Can't pass smog

sensors

#1

I own a 2005 Hyundai Sonata. I am unable to pass smog in California because of the OBD system isn’t ready. Mechanics simply tell me to drive it and I looked up the drive cycles for the car and tried to follow them as best I could but it still won’t pass. I’ve gone to a smog referee and the DMV to file for an extension (which is now over) and I still can’t pass smog. Every mechanic, including the dealership, don’t know what’s wrong with the car and won’t even attempt to repair it because it is such a general error. The techs on the smog hotline told me it is the O2 sensor and the catalytic sensor but when I tell this to the mechanics they still won’t repair it because they don’t know what to fix because there are so many sensors. What do I do?


#2

A lot of talking without specifics is happening here. I wonder why nobody can test anything but they can stay smog certified. Leave a comment with the codes if you know them. Somebody knows how to test things so your mission, should you accept it, is to find that person. The secretary will disallow all knowledge…


#3

Is the Check Engine light on? Or is it simply not ‘emissions-ready’? The monitors for the evap system and cat system need to collect data from different driving conditions before they are ‘emissions-ready’. Drive cycle instructions usually will get the correct data in the system in the shortest amount of time, usually within the drive cycle. Normal driving usually gets the correct data within a few days. If the monitors are still not ‘emissions-ready’ within a week, there is a problem. First thing to do is check all the fuses. The ECM needs keep-alive memory in order to maintain the data for the readiness monitors. If the fuse is blown, it continually resets itself.


#4

You need to find a real mechanic who specializes in this type of work… Knuckles pointed out one likely cause, the “computer” (ECM) is losing voltage when you turn the key off…A blown fuse is the likely cause…


#5

Do you know if its only the oxygen sensor and catalyst monitors not setting or all monitors unset? If it is just the 2 the ecm memory is good. If it is just O2 and cat I would find a shop that has a Pico scope and have them watch the waveforms for all the O2 sensors. It sounds like you have one that is going bad, just not bad enouh to set a code. I will try to see if there are any know issues with these at work today.

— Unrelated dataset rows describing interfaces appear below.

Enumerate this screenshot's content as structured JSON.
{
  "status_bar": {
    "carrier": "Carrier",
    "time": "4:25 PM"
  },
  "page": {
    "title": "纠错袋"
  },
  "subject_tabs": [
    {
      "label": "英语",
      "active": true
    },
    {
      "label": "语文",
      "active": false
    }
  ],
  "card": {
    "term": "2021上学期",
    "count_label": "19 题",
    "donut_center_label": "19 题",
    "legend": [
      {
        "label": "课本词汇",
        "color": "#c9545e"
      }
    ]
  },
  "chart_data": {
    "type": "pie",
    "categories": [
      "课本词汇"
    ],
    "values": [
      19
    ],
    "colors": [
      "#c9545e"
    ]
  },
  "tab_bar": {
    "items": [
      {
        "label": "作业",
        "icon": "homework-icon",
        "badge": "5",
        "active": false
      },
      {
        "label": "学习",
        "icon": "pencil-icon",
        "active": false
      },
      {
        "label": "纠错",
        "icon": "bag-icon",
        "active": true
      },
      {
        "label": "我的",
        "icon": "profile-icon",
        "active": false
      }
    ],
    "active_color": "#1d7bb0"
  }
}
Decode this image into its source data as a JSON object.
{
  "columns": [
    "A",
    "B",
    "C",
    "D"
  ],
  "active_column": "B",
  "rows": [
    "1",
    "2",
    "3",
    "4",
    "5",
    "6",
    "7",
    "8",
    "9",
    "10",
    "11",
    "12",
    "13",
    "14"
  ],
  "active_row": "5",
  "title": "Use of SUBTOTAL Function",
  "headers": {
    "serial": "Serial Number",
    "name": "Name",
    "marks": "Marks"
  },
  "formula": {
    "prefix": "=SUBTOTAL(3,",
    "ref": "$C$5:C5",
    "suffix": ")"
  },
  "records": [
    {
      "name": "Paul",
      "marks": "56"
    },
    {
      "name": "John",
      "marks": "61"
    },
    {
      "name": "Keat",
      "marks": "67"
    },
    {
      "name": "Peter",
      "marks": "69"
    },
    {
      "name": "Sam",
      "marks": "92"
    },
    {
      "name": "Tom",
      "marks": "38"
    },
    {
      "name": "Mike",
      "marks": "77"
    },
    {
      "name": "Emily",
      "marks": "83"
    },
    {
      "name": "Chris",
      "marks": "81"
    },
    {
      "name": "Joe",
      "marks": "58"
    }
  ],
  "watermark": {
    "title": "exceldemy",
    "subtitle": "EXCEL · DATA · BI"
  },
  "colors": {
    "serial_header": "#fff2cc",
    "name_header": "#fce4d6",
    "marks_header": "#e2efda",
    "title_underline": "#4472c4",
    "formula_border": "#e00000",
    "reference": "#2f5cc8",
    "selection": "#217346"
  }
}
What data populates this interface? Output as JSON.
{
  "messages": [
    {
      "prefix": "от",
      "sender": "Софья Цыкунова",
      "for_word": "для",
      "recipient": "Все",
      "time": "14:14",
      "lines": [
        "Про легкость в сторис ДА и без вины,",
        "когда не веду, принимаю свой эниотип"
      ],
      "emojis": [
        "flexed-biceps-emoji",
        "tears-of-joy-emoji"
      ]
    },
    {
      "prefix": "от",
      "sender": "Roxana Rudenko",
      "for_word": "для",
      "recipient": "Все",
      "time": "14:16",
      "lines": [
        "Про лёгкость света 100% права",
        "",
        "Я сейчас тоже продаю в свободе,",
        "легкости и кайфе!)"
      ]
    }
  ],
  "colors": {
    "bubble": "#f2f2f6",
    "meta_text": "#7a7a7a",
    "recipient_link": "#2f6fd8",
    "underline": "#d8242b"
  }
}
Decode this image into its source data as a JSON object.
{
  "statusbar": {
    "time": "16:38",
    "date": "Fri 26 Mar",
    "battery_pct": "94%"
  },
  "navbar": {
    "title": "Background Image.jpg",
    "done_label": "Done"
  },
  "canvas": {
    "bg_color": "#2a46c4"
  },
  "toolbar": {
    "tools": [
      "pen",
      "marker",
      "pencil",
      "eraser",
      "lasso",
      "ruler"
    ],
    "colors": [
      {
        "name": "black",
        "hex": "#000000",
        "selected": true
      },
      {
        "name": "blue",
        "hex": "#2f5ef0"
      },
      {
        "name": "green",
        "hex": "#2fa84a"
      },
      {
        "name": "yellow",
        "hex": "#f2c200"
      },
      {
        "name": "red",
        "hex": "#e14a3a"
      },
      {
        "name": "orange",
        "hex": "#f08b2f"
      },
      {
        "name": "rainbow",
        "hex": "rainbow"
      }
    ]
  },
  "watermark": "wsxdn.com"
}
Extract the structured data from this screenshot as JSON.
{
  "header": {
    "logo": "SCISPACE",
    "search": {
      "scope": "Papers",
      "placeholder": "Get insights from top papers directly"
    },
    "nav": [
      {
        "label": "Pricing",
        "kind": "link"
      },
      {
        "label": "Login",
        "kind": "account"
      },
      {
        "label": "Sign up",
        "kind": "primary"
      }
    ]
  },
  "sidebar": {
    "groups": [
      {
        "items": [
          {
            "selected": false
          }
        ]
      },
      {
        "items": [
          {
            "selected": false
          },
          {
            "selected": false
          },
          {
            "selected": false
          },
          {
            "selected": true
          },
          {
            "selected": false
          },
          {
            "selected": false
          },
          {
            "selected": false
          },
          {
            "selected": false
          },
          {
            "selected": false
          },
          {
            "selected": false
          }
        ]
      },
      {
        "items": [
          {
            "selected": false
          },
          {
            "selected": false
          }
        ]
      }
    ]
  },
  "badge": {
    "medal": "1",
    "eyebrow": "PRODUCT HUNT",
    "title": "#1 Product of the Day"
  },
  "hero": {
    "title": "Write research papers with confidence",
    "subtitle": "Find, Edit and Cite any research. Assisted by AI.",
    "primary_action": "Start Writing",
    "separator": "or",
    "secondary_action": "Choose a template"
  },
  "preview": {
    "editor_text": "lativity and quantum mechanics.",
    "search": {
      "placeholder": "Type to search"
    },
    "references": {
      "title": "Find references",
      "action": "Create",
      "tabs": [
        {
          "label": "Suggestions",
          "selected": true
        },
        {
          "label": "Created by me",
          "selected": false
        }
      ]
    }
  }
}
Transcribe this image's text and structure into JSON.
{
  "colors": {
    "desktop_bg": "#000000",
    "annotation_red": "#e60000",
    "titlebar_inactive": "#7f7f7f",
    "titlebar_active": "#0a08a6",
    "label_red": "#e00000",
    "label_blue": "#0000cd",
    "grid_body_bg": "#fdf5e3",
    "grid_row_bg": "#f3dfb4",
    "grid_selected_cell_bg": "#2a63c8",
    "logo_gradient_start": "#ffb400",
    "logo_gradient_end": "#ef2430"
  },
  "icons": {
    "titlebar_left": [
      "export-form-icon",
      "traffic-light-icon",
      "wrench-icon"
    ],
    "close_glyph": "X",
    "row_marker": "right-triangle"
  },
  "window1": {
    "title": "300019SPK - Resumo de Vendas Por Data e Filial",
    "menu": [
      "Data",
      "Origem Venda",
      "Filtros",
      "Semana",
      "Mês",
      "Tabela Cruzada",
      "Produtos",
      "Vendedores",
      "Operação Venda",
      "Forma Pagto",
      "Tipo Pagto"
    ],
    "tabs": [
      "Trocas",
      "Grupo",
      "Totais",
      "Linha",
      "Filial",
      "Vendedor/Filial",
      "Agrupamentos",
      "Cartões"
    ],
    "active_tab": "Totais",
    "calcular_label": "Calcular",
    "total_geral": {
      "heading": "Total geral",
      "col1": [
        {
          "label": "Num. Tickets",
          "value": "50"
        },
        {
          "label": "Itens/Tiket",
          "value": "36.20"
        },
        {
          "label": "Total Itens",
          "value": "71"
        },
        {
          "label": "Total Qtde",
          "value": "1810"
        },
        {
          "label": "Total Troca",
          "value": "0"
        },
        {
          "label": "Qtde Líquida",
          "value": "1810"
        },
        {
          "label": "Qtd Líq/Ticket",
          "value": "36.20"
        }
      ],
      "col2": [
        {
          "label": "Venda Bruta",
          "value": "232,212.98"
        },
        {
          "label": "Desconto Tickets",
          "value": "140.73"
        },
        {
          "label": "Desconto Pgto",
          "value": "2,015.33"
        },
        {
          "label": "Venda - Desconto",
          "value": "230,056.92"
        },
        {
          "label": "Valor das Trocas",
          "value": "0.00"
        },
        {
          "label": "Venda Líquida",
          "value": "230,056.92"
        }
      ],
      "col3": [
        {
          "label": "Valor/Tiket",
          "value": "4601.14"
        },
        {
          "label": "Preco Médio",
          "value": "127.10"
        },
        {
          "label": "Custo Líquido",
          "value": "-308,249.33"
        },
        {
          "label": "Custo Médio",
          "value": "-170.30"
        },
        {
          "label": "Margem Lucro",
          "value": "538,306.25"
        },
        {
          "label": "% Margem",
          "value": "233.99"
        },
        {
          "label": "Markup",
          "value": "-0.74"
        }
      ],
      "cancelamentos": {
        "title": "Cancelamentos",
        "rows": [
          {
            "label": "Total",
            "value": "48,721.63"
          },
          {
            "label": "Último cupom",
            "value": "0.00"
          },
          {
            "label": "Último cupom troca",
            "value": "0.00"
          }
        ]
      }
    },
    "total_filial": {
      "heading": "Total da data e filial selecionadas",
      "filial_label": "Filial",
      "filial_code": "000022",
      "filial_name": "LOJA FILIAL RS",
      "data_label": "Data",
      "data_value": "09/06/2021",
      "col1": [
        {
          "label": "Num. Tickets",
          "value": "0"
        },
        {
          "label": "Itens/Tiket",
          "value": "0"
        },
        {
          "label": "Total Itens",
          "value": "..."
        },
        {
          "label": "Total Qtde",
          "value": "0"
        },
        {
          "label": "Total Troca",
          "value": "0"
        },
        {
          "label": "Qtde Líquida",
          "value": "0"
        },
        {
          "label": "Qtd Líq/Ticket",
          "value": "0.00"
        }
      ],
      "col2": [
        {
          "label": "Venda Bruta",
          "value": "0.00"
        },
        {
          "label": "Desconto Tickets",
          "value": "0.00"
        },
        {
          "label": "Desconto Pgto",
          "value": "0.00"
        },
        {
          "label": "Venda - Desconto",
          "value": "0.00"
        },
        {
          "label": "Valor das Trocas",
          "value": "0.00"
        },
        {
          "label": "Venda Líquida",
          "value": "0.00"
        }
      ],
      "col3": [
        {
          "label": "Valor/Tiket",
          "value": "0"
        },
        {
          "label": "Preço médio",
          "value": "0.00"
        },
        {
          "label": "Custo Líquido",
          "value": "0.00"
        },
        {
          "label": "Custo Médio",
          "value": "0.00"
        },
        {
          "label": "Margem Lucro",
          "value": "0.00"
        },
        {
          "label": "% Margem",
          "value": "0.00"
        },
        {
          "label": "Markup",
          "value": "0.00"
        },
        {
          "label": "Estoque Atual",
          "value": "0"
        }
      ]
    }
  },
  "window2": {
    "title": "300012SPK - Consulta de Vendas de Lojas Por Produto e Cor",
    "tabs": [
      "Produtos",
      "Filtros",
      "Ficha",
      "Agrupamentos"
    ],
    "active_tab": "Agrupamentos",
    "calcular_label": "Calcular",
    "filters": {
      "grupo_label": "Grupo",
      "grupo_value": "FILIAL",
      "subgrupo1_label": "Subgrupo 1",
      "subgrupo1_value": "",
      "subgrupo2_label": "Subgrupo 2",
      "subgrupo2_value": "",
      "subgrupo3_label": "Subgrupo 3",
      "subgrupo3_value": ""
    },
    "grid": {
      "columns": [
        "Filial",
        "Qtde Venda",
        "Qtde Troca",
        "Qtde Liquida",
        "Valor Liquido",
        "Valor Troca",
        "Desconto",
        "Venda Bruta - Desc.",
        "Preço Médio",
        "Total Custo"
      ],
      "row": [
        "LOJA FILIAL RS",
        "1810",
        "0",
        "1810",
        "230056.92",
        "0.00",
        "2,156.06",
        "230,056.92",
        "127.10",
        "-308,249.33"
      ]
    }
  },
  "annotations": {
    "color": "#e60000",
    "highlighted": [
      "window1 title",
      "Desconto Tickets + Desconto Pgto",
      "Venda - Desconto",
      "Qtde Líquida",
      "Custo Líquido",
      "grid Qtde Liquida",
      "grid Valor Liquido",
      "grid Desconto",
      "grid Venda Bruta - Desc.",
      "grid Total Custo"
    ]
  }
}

Steve


#6

I would think that those mechanics would be or should be awfully embarrassed if Caddyman is right and its only a fuse. I would be.


#7

Here is an older drive cycle www.google.com/url?sa=t&source=web&cd=6&ved=0CDEQFjAF&url=http%3A%2F%2Fwww.obdclearinghouse.com%2Fdocuments%2Fnewdocuments%2Fhyundai%2Fsonata%2F0236030.pdf&rct=j&q=05%20hyundai%20will%20not%20run%20monitors&ei=XT3sU4usJY3soAT8uIKgBA&usg=AFQjCNE1jphdMEk0FblwHrFnBfj981Qg1w&sig2=csa1UoK3Vu7awQD5-jUqSA&bvm=bv.73231344,d.cGU
try it or contacting your local hyundai dealer to confirm it is accurate


#8

Sorry link did not copy obdclearinghouse.com has the drive cycle to run monitors.


#9

you know, I ve never had a mechanic tell me he would not repair my problem without telling me about someone who would, yet it seems to be a fairly common complaint here.

do you pros often refuse to work on otherwise safe cars without recommending someone else?


#10

There is probably more to this story…In CA, everybody passes the smog test one way or another…This may be a money issue more than a mechanics will or skill…


#11

yeah, I can see how that might be


#12

if you go to a shop and tell them you want a couple of sensors changed, I can t see them saying no. they might tell you that they offer no guarantee of results, but if you have a specific request to change a part, why would they turn down easy money?

the fuse thing seems a reasonable thing to check first. I always check the simplest or cheapest possible cause first as a rule. even if it is not the cause you lose little and possibly gain much


#13

As a matter of fact, plenty of people fail smog here in California

There are plenty of smog techs who don’t want to risk their license, and the shop’s reputation, by breaking the rules

As far as I know, the “authorities” send spies to smog shops to see if they’re on the level, taking shortcuts, taking bribes, etc.


#14

Anyone with a laptop and $30-$40 for a USB adapter cable and a diagnostic program can plug into the OBD-II port and monitor their cars engine performance and emissions related problems, codes, settings…If the ECM is “unready to test” then the reason for this can be quickly determined and the problem corrected…They have been doing this in California for 35 years or more…It was once considered rocket science but not any more…


#15

Running monitors is not always a simple task, certian drive patterns have to be followed for the monitors to run some of which are very difficult to duplicate.

Any shop that simply replaces parts is looking for trouble. If the parts you install dont fix the problem you become the bad guy even though you only did what the customer asked. I have seen many shops deal with this nightmare.

Its true there are shops that will cheat the smog checks, many get caught and the fines and the penalities are not worth it. My smog license provides me an advantage over many techs out there. I much rather fix cars than pay fines to the state.